Medical assistants are critical to the operation of doctor’s offices, hospitals, and clinics. They do everything from handling patient records and insurance forms to obtaining vital signs, drawing blood, and administering electrocardiograms. And we need more of them than ever: the Bureau of Labor Statistics projects that employment of medical assistants will grow much faster than the average occupation over the next decade. But the supply is not meeting the demand—there’s a national shortage of medical assistants, with cities like San Antonio reporting thousands of unfilled positions. A rare partnership between a group of community colleges and a private, for-profit institution is aiming to fix that.
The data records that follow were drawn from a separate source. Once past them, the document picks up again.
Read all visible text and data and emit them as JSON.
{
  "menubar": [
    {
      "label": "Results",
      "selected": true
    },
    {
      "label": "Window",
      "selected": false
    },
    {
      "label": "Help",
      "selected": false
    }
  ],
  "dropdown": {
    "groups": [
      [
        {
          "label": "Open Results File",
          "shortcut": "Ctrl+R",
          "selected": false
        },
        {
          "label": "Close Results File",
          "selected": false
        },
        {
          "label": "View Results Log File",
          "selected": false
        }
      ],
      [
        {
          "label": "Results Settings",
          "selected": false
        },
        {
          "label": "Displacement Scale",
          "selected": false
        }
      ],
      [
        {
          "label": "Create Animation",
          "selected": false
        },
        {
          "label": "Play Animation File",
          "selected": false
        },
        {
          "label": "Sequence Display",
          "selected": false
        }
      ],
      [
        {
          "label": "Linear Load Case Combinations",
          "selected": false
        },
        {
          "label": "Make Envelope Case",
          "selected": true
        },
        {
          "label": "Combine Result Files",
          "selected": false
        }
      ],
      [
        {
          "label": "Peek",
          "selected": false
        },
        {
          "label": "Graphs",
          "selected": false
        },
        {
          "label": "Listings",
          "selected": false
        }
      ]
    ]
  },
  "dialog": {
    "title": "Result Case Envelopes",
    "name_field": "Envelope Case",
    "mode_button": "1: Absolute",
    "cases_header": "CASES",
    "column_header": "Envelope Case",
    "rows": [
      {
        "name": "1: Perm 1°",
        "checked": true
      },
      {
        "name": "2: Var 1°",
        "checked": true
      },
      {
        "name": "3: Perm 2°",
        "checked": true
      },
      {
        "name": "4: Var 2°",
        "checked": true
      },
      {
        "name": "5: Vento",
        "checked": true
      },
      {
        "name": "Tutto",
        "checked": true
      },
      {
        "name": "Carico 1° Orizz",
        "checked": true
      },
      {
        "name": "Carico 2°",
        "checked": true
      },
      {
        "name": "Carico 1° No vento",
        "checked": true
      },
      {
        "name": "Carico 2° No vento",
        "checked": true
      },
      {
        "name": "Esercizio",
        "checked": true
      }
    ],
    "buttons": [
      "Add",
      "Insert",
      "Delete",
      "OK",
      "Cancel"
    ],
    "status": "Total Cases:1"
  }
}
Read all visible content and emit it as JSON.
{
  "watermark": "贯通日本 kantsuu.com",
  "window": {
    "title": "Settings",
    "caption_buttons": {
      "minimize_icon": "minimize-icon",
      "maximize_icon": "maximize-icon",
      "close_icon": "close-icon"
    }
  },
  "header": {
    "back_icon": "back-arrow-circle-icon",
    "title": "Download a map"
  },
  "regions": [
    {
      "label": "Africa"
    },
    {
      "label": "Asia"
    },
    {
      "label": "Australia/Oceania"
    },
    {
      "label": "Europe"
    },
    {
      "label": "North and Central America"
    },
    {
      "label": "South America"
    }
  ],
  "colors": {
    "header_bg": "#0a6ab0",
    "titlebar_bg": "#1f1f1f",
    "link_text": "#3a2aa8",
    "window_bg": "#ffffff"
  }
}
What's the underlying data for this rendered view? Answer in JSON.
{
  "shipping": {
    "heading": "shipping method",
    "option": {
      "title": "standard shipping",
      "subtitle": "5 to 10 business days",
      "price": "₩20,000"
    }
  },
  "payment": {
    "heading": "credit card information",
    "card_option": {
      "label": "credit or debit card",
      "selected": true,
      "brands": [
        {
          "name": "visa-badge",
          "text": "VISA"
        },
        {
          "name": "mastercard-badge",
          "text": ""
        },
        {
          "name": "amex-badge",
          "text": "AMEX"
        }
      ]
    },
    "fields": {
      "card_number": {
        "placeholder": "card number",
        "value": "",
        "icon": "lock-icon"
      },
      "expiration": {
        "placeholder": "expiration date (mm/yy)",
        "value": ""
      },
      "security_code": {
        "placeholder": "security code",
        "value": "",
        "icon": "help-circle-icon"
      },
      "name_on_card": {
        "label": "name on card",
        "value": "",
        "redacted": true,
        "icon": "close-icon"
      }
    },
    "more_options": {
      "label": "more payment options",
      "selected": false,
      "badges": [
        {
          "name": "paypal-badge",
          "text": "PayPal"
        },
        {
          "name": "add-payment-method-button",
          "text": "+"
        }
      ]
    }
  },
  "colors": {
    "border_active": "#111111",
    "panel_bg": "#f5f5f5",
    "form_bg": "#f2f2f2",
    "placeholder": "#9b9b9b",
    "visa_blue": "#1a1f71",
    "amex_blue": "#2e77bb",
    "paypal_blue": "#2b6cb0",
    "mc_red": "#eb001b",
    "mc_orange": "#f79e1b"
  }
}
The Alamo Colleges District, made up of five community colleges, is the largest provider of higher education in South Texas with over 100,000 students, 81% of whom are students of color. They had money from Train for Jobs SA (TFJSA), a city-funded pandemic-era program to help unemployed or underemployed San Antonio residents retrain for high-demand careers. Although they had two medical assistant programs, they were 4-6 semesters and didn’t offer the flexibility that non-traditional students often need. Enter The College of Health Care Professions (CHCP), serving nearly 5,000 students at nine campuses, 85% of whom are students of color. CHCP has a nine-month medical assistant certificate program, with the option for students to choose the timing, modality, and location of their education. Using traditional sources of financial aid and TFJSA funds, Alamo sent a special cohort of 10 students to CHCP’s program at no cost for tuition, laptop, books, and course materials. Students were paid a $15 per hour stipend for their training, and CHCP covered any gaps with grant money.
The students in the cohort were largely non-traditional and reflective of the new majority learner. Nine of them were female, and nine were over 25. Eight were first-generation, and eight were students of color. They all had access to wraparound services from CHCP, including transportation, childcare, and food support, as well as close attention from faculty and administration: if any student missed a class, they were called within the hour to figure out a solution.
These supports turned out to be critical, as the students encountered many challenges during the program. One lost two relatives to COVID-19 early on. Another had major surgery. Still another lost two family members to a murder-suicide. In all cases, said Eric Bing, chancellor of CHCP, the college stayed close to the students and helped them to graduate. In fact, all of the students in the cohort received their certificate and were offered positions with competitive wages, benefits, and regular hours.
Pulling this off required a high level of coordination between CHCP and Alamo, with weekly calls between the teams to discuss student progress. According to Bing, it was challenging to align the different reporting requirements of the organizations as well as to build out processes for managing student cases together. But the staff members stayed open-minded and focused on their common goal.
“The teams did an extraordinary job working together,” said Bing.
Although the collaboration between Alamo and CHCP was obviously successful, team-ups between community colleges and for-profit institutions remain relatively rare.
“It’s not a natural partnership,” said Dr. Sammi Morrill, associate vice chancellor of operations, economic & workforce development for the Alamo Colleges District. “We see each other as competing.”
It’s a perspective that Morrill disregarded.
“My lens is that I’m not competing against another higher education institution, I’m competing against poverty in San Antonio,” said Morrill. “Whatever I can do, partnership-wise, to break generational poverty, I’m going to do that.”
Jennifer Freeman, a senior director at Jobs for the Future, a non-profit focused on career opportunities for students, thought that the partnership could be a useful example for two-year institutions.
“Community colleges that are now struggling with enrollment and finances in more and more states are beginning to reach out to each other and say, ‘OK, not every one of our colleges needs to do everything,’” she said. “This is a great model of leveraging the capacities that are already there in a partnering institution.”
Freeman noted, however, that the program will need to expand dramatically if it wants to meet the need for medical assistants in San Antonio and that it may be more challenging to deliver the same level of personal support at scale. She also pointed out that it may be difficult for similar programs to grow throughout the country without Congress allowing Pell funds to cover short-term programs. There are currently several proposals to do so, but disagreement about how it will work.
In the meanwhile, the partnership between Alamo and CHCP will continue, funded over the next four years by Ready to Work, a San Antonio program that uses a 1/8 cent sales tax to pay for workforce development. The program will cover job training, job placement, and retention services, but not student stipends.
Morrill is happy to continue the collaboration. She sees the program as a testament to the value of institutions working together.
“None of us can do what needs to be done in our communities alone,” she said. “We need to seek public and private partnerships to scale our efforts.”
Jon Edelman can be reached at JEdelman@DiverseEducation.com